- _TASK MATERIAL_
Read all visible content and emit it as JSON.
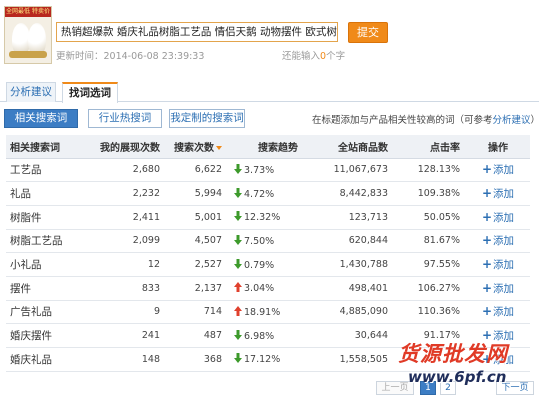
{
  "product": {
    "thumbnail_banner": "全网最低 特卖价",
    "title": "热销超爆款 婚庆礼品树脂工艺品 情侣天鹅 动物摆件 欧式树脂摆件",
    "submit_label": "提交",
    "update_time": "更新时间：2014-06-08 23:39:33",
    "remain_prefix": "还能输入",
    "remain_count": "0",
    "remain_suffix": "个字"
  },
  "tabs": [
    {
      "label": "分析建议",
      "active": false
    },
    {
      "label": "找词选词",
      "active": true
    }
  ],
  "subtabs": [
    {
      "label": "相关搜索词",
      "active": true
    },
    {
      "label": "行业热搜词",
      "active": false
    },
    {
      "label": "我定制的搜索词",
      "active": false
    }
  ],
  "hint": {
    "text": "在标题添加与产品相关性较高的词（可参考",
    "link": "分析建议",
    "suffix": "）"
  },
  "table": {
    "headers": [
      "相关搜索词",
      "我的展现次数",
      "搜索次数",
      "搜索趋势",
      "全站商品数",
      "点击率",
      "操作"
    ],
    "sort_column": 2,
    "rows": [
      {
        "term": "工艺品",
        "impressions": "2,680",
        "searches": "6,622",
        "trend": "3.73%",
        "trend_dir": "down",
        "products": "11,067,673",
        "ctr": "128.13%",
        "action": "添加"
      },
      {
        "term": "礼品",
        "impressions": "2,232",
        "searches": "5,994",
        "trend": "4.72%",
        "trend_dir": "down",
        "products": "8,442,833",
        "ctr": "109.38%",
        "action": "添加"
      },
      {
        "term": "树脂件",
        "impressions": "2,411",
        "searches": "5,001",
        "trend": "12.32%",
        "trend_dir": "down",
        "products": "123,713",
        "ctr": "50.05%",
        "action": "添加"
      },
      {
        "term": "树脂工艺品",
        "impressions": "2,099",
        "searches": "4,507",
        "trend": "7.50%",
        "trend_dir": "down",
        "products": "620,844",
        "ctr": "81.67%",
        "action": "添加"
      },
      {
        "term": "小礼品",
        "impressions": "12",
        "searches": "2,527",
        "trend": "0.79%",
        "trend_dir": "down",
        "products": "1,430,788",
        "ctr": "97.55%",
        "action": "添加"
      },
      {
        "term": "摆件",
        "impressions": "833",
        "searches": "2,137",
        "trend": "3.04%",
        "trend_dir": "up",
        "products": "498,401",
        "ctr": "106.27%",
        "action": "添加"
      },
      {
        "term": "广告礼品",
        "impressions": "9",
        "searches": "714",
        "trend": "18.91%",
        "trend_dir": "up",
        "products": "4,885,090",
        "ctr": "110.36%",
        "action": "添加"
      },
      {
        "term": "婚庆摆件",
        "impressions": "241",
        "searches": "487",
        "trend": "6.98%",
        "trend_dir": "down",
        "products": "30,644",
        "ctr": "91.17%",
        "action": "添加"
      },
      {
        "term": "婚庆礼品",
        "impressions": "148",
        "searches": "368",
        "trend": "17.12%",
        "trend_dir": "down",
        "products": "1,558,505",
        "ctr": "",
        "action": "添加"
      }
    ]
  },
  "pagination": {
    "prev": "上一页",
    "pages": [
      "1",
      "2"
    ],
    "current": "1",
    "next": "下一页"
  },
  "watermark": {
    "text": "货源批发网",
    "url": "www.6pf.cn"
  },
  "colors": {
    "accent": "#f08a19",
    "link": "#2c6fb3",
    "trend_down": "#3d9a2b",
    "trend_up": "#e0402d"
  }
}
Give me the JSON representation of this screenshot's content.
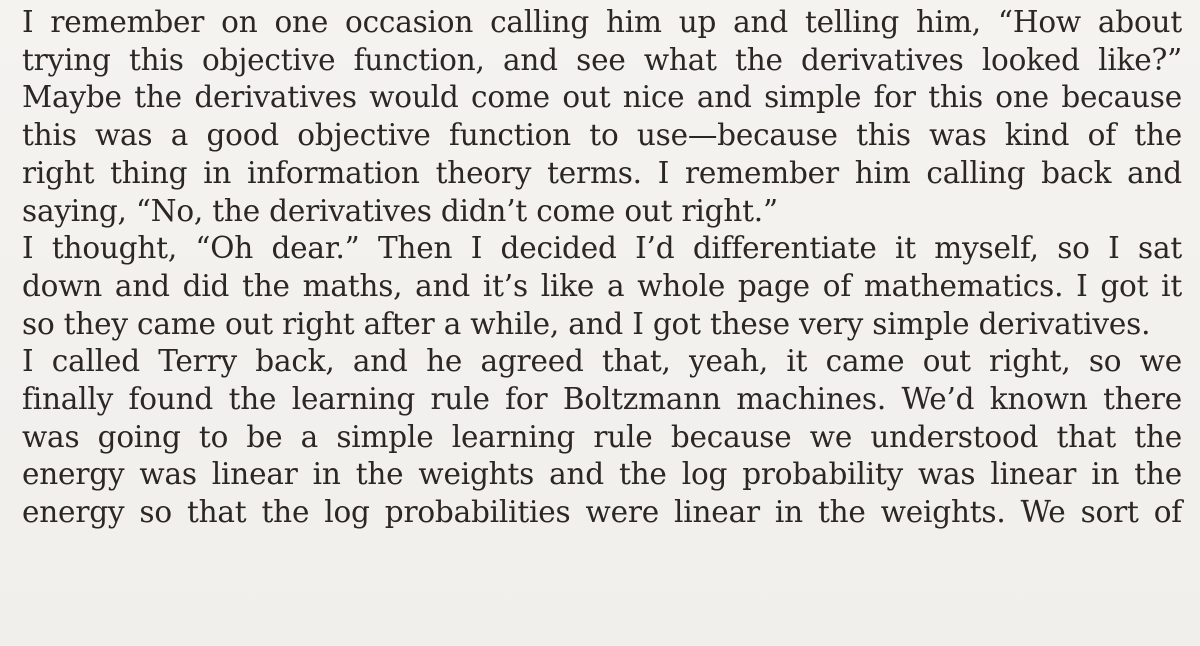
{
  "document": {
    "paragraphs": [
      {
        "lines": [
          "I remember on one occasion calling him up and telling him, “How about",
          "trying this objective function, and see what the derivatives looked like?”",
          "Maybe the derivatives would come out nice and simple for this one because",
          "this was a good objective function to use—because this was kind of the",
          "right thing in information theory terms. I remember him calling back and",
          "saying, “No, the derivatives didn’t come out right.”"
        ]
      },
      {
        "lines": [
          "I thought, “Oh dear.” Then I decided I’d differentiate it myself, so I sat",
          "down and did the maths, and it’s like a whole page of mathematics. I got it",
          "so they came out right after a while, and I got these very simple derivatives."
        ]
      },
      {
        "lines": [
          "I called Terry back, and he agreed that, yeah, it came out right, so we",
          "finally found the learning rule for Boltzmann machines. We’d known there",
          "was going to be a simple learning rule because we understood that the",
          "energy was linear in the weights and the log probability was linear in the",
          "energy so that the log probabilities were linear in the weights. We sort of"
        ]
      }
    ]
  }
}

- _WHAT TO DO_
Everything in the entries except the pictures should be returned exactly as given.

- _WRITTEN RESPONSE_
Read all visible content and emit it as JSON.
{
  "product": {
    "thumbnail_banner": "全网最低 特卖价",
    "title": "热销超爆款 婚庆礼品树脂工艺品 情侣天鹅 动物摆件 欧式树脂摆件",
    "submit_label": "提交",
    "update_time": "更新时间：2014-06-08 23:39:33",
    "remain_prefix": "还能输入",
    "remain_count": "0",
    "remain_suffix": "个字"
  },
  "tabs": [
    {
      "label": "分析建议",
      "active": false
    },
    {
      "label": "找词选词",
      "active": true
    }
  ],
  "subtabs": [
    {
      "label": "相关搜索词",
      "active": true
    },
    {
      "label": "行业热搜词",
      "active": false
    },
    {
      "label": "我定制的搜索词",
      "active": false
    }
  ],
  "hint": {
    "text": "在标题添加与产品相关性较高的词（可参考",
    "link": "分析建议",
    "suffix": "）"
  },
  "table": {
    "headers": [
      "相关搜索词",
      "我的展现次数",
      "搜索次数",
      "搜索趋势",
      "全站商品数",
      "点击率",
      "操作"
    ],
    "sort_column": 2,
    "rows": [
      {
        "term": "工艺品",
        "impressions": "2,680",
        "searches": "6,622",
        "trend": "3.73%",
        "trend_dir": "down",
        "products": "11,067,673",
        "ctr": "128.13%",
        "action": "添加"
      },
      {
        "term": "礼品",
        "impressions": "2,232",
        "searches": "5,994",
        "trend": "4.72%",
        "trend_dir": "down",
        "products": "8,442,833",
        "ctr": "109.38%",
        "action": "添加"
      },
      {
        "term": "树脂件",
        "impressions": "2,411",
        "searches": "5,001",
        "trend": "12.32%",
        "trend_dir": "down",
        "products": "123,713",
        "ctr": "50.05%",
        "action": "添加"
      },
      {
        "term": "树脂工艺品",
        "impressions": "2,099",
        "searches": "4,507",
        "trend": "7.50%",
        "trend_dir": "down",
        "products": "620,844",
        "ctr": "81.67%",
        "action": "添加"
      },
      {
        "term": "小礼品",
        "impressions": "12",
        "searches": "2,527",
        "trend": "0.79%",
        "trend_dir": "down",
        "products": "1,430,788",
        "ctr": "97.55%",
        "action": "添加"
      },
      {
        "term": "摆件",
        "impressions": "833",
        "searches": "2,137",
        "trend": "3.04%",
        "trend_dir": "up",
        "products": "498,401",
        "ctr": "106.27%",
        "action": "添加"
      },
      {
        "term": "广告礼品",
        "impressions": "9",
        "searches": "714",
        "trend": "18.91%",
        "trend_dir": "up",
        "products": "4,885,090",
        "ctr": "110.36%",
        "action": "添加"
      },
      {
        "term": "婚庆摆件",
        "impressions": "241",
        "searches": "487",
        "trend": "6.98%",
        "trend_dir": "down",
        "products": "30,644",
        "ctr": "91.17%",
        "action": "添加"
      },
      {
        "term": "婚庆礼品",
        "impressions": "148",
        "searches": "368",
        "trend": "17.12%",
        "trend_dir": "down",
        "products": "1,558,505",
        "ctr": "",
        "action": "添加"
      }
    ]
  },
  "pagination": {
    "prev": "上一页",
    "pages": [
      "1",
      "2"
    ],
    "current": "1",
    "next": "下一页"
  },
  "watermark": {
    "text": "货源批发网",
    "url": "www.6pf.cn"
  },
  "colors": {
    "accent": "#f08a19",
    "link": "#2c6fb3",
    "trend_down": "#3d9a2b",
    "trend_up": "#e0402d"
  }
}
Give me the JSON representation of this screenshot's content.
{
  "document": {
    "paragraphs": [
      {
        "lines": [
          "I remember on one occasion calling him up and telling him, “How about",
          "trying this objective function, and see what the derivatives looked like?”",
          "Maybe the derivatives would come out nice and simple for this one because",
          "this was a good objective function to use—because this was kind of the",
          "right thing in information theory terms. I remember him calling back and",
          "saying, “No, the derivatives didn’t come out right.”"
        ]
      },
      {
        "lines": [
          "I thought, “Oh dear.” Then I decided I’d differentiate it myself, so I sat",
          "down and did the maths, and it’s like a whole page of mathematics. I got it",
          "so they came out right after a while, and I got these very simple derivatives."
        ]
      },
      {
        "lines": [
          "I called Terry back, and he agreed that, yeah, it came out right, so we",
          "finally found the learning rule for Boltzmann machines. We’d known there",
          "was going to be a simple learning rule because we understood that the",
          "energy was linear in the weights and the log probability was linear in the",
          "energy so that the log probabilities were linear in the weights. We sort of"
        ]
      }
    ]
  }
}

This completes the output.